── Data shown
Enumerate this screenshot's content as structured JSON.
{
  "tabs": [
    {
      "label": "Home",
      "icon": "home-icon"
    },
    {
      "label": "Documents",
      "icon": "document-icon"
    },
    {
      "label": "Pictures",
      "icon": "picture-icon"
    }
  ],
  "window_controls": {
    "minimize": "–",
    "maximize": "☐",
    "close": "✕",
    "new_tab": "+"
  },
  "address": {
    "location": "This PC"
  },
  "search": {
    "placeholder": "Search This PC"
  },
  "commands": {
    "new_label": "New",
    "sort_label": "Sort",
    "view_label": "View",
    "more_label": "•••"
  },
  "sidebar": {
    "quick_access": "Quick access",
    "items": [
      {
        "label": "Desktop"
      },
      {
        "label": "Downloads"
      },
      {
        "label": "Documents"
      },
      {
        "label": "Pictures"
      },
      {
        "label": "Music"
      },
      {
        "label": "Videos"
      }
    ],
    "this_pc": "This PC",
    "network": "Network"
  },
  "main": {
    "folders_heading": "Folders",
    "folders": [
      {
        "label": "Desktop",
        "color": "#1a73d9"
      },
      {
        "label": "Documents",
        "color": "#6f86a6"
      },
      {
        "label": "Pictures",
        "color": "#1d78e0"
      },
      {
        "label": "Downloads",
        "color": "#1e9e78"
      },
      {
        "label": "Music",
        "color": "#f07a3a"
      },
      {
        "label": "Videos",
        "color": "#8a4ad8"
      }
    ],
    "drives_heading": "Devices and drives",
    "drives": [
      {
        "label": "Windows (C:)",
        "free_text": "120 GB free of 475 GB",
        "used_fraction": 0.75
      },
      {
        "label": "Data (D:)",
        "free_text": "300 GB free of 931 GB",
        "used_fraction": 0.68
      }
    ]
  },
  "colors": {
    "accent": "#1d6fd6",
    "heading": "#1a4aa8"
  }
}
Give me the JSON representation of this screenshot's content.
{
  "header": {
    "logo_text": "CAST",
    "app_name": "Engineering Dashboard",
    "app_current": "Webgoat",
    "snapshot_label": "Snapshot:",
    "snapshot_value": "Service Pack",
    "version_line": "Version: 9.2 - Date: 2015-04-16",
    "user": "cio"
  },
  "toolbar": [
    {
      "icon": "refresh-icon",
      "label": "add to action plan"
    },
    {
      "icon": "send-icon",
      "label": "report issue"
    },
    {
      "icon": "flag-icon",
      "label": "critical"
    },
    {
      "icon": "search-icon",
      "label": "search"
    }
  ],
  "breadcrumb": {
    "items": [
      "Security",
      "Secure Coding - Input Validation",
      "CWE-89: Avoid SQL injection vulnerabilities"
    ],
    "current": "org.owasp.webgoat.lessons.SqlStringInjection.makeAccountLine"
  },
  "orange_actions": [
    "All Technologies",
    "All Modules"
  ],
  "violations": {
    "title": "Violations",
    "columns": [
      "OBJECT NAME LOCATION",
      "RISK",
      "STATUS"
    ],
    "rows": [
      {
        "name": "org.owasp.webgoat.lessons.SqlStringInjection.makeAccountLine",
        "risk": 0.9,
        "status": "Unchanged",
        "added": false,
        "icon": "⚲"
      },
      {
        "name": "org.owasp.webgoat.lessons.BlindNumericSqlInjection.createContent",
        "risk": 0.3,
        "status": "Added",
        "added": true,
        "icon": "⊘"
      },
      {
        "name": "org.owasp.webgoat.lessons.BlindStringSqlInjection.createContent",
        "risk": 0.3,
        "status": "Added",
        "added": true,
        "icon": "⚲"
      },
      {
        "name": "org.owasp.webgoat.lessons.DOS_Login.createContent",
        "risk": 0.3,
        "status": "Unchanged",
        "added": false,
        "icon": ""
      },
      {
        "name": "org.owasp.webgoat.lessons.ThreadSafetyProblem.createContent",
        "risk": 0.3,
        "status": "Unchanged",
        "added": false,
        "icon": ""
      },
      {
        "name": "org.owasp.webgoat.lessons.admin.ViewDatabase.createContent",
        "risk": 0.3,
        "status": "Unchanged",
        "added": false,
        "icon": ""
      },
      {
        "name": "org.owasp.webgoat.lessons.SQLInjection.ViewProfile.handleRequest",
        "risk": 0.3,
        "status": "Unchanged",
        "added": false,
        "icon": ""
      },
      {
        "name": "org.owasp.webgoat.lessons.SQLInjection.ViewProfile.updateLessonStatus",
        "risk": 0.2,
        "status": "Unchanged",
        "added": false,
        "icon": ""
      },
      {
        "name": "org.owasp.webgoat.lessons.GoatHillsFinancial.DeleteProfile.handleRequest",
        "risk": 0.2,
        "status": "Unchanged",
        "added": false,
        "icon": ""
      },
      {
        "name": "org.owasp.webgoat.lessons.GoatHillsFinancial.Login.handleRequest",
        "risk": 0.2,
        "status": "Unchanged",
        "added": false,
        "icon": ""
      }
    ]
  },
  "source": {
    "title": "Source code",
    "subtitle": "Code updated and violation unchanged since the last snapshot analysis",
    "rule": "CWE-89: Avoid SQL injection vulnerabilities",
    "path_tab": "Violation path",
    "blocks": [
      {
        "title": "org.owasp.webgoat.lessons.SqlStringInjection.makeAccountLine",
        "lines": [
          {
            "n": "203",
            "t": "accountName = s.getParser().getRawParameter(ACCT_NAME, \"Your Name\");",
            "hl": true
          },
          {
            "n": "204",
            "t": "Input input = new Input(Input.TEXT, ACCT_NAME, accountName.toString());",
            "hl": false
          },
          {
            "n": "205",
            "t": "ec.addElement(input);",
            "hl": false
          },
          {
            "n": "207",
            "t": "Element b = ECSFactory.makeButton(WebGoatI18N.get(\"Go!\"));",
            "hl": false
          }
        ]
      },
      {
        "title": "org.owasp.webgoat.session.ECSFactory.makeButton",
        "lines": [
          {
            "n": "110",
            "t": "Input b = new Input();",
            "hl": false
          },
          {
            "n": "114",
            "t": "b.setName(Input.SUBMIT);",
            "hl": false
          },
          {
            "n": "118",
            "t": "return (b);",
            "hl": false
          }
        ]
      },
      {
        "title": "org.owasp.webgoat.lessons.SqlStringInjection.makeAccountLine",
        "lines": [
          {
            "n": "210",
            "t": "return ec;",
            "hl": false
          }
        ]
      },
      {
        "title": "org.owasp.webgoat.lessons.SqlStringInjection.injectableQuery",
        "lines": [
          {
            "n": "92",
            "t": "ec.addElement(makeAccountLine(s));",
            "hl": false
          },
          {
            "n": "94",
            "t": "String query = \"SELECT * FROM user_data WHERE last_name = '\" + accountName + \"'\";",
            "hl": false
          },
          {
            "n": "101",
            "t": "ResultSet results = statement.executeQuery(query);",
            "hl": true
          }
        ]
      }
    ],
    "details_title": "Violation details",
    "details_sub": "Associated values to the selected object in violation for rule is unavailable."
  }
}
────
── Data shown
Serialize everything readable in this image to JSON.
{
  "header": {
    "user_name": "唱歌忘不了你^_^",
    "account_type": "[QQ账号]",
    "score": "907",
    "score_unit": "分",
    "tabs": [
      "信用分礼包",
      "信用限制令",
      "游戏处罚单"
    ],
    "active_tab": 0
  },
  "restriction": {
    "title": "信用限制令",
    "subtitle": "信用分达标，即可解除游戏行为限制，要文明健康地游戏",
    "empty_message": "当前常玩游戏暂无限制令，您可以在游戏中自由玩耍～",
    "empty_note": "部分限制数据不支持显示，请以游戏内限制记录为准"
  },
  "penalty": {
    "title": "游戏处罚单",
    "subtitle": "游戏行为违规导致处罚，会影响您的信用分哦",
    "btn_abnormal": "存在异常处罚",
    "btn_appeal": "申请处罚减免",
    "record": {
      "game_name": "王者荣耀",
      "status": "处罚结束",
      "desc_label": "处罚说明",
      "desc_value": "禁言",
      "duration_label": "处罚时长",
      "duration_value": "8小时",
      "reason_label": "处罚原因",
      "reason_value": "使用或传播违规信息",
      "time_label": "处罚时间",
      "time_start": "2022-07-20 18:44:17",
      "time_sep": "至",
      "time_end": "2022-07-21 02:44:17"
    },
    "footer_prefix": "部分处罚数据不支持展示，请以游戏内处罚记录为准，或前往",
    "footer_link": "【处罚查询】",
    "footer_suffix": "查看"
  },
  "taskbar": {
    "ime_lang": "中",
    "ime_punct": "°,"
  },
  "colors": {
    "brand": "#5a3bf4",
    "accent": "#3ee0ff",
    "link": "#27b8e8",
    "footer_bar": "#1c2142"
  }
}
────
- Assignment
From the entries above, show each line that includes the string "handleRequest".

- Response for this exercise
        "name": "org.owasp.webgoat.lessons.SQLInjection.ViewProfile.handleRequest",
        "name": "org.owasp.webgoat.lessons.GoatHillsFinancial.DeleteProfile.handleRequest",
        "name": "org.owasp.webgoat.lessons.GoatHillsFinancial.Login.handleRequest",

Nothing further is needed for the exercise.